'Fracking' is the name for the process by which companies drill vertically then horizontally and use a mixture of water, sand and chemicals to break up the shale layer in hopes of releasing oil or gas.
Rush said that he is neither for nor against fracking. There are both good and bad aspects to it. Communities stand to make money from increased sales taxes and fees paid to clerks and recorders by people researching mineral rights.
In Noble County, Ohio, the clerk made over $300,000 in copy fees the first year researchers hit town and $700,000 the second year. In Guernsey County, the clerk made over $1.2 million in copy fees in one year.
While the initial phase of a fracking boom brings in funds, municipalities could see increased costs, particularly in road maintenance.
Their advice boils down to two things- first, don't sign anything and second, find a competent attorney to represent you.
Harmon said that there is no uniformity in the leases offered to land owners. Don't sign it without an attorney.
Landowners are asked to bring the leases to their local Farm Bureau, which can put them in touch with attorney.

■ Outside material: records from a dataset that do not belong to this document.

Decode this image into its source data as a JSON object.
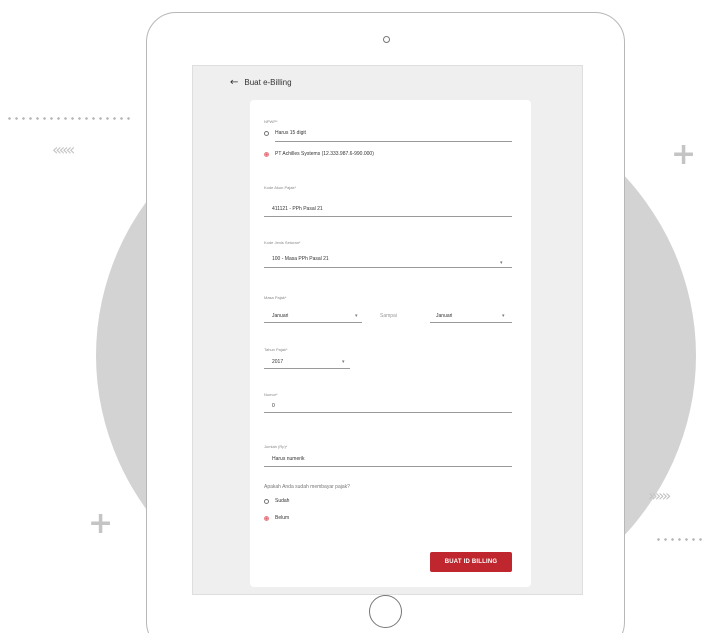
{
  "decor": {
    "chevrons_left": "«««",
    "chevrons_right": "»»»",
    "plus": "+",
    "colors": {
      "circle": "#d3d3d4",
      "decor": "#c4c4c4"
    }
  },
  "header": {
    "back_icon": "arrow-left-icon",
    "title": "Buat e-Billing"
  },
  "form": {
    "npwp": {
      "label": "NPWP*",
      "option_other_placeholder": "Harus 15 digit",
      "option_selected": "PT Achilles Systems (12.333.987.6-990.000)"
    },
    "kode_akun": {
      "label": "Kode Akun Pajak*",
      "value": "411121 - PPh Pasal 21"
    },
    "kode_jenis": {
      "label": "Kode Jenis Setoran*",
      "value": "100 - Masa PPh Pasal 21"
    },
    "masa_pajak": {
      "label": "Masa Pajak*",
      "from": "Januari",
      "separator": "Sampai",
      "to": "Januari"
    },
    "tahun_pajak": {
      "label": "Tahun Pajak*",
      "value": "2017"
    },
    "nomor": {
      "label": "Nomor*",
      "value": "0"
    },
    "jumlah": {
      "label": "Jumlah (Rp)*",
      "placeholder": "Harus numerik"
    },
    "paid_question": "Apakah Anda sudah membayar pajak?",
    "paid_options": [
      "Sudah",
      "Belum"
    ],
    "paid_selected": "Belum",
    "submit_label": "BUAT ID BILLING",
    "accent_color": "#c0262d"
  }
}
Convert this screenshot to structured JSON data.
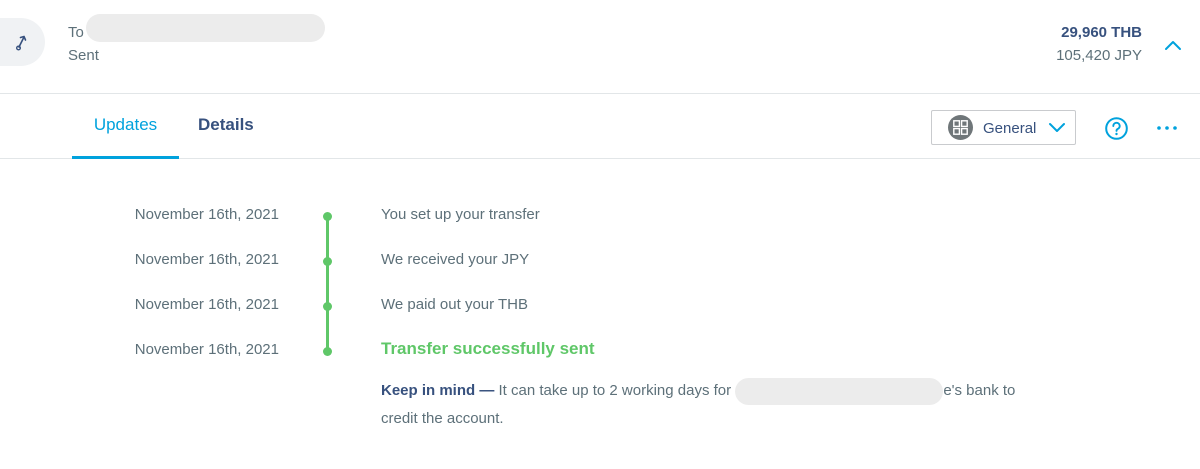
{
  "transfer": {
    "to_label": "To",
    "status": "Sent",
    "amount_received": "29,960 THB",
    "amount_sent": "105,420 JPY"
  },
  "tabs": [
    {
      "label": "Updates",
      "active": true
    },
    {
      "label": "Details",
      "active": false
    }
  ],
  "category": {
    "label": "General",
    "icon": "grid-category-icon"
  },
  "icons": {
    "avatar": "arrow-up-right-icon",
    "collapse": "chevron-up-icon",
    "help": "help-circle-icon",
    "more": "more-horizontal-icon"
  },
  "timeline": [
    {
      "date": "November 16th, 2021",
      "text": "You set up your transfer"
    },
    {
      "date": "November 16th, 2021",
      "text": "We received your JPY"
    },
    {
      "date": "November 16th, 2021",
      "text": "We paid out your THB"
    },
    {
      "date": "November 16th, 2021",
      "text": "Transfer successfully sent"
    }
  ],
  "note": {
    "title": "Keep in mind —",
    "before_redaction": "It can take up to 2 working days for",
    "after_redaction": "e's bank to",
    "line2": "credit the account."
  },
  "colors": {
    "accent": "#00a2dd",
    "success": "#5fc768",
    "text_primary": "#37517e",
    "text_secondary": "#5d7079",
    "border": "#e2e6e8"
  }
}
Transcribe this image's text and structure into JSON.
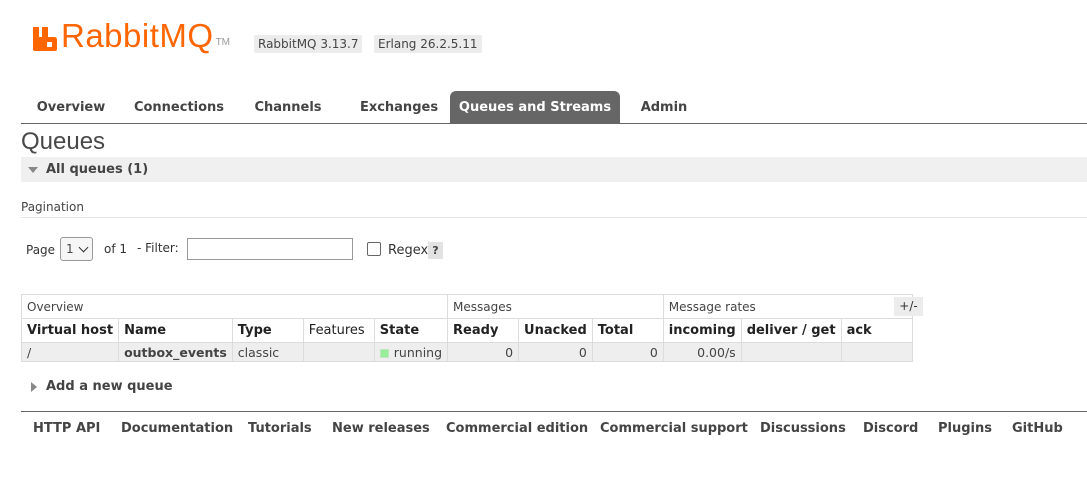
{
  "header": {
    "logo_text": "RabbitMQ",
    "logo_tm": "TM",
    "rabbitmq_version": "RabbitMQ 3.13.7",
    "erlang_version": "Erlang 26.2.5.11",
    "brand_color": "#ff6600"
  },
  "tabs": [
    {
      "label": "Overview"
    },
    {
      "label": "Connections"
    },
    {
      "label": "Channels"
    },
    {
      "label": "Exchanges"
    },
    {
      "label": "Queues and Streams",
      "active": true
    },
    {
      "label": "Admin"
    }
  ],
  "page_title": "Queues",
  "section": {
    "label": "All queues (1)",
    "icon": "triangle-down-icon"
  },
  "pagination": {
    "label": "Pagination",
    "page_label": "Page",
    "page_value": "1",
    "of_label": "of 1",
    "filter_label": "- Filter:",
    "filter_value": "",
    "regex_label": "Regex",
    "help_label": "?"
  },
  "table": {
    "groups": [
      "Overview",
      "Messages",
      "Message rates"
    ],
    "toggle_columns": "+/-",
    "columns": [
      "Virtual host",
      "Name",
      "Type",
      "Features",
      "State",
      "Ready",
      "Unacked",
      "Total",
      "incoming",
      "deliver / get",
      "ack"
    ],
    "rows": [
      {
        "vhost": "/",
        "name": "outbox_events",
        "type": "classic",
        "features": "",
        "state": "running",
        "state_color": "#99ee99",
        "ready": "0",
        "unacked": "0",
        "total": "0",
        "incoming": "0.00/s",
        "deliver_get": "",
        "ack": ""
      }
    ]
  },
  "add_queue": {
    "label": "Add a new queue",
    "icon": "triangle-right-icon"
  },
  "footer": {
    "links": [
      "HTTP API",
      "Documentation",
      "Tutorials",
      "New releases",
      "Commercial edition",
      "Commercial support",
      "Discussions",
      "Discord",
      "Plugins",
      "GitHub"
    ]
  }
}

Harmon also discussed HB2615 which will regulate fracking in Illinois, if passed. The bill addresses water and seismic issues, including flow-back water disposition, setbacks from homes, schools, hospitals and bodies of water, construction, taxes and permitting.
The permit fee in the bill is $13,500. All aspects of fracking would be overseen by the Illinois Department of Natural Resources. The fee is intended to allow IDNR to hire more people to oversee fracking.
Harmon said the major difference between the proposed Illinois bill and other states are the requirements on casing, which has been deemed the greatest danger.
For more information, visit the Perry County Farm Bureau. Copies of the presentations by Rush and Harmon are available there.
Rush said his colleagues at the Ohio Extension Service hope to hold a seminar in Mount Vernon in May. It is tentative set for May 22 at the Holiday Inn.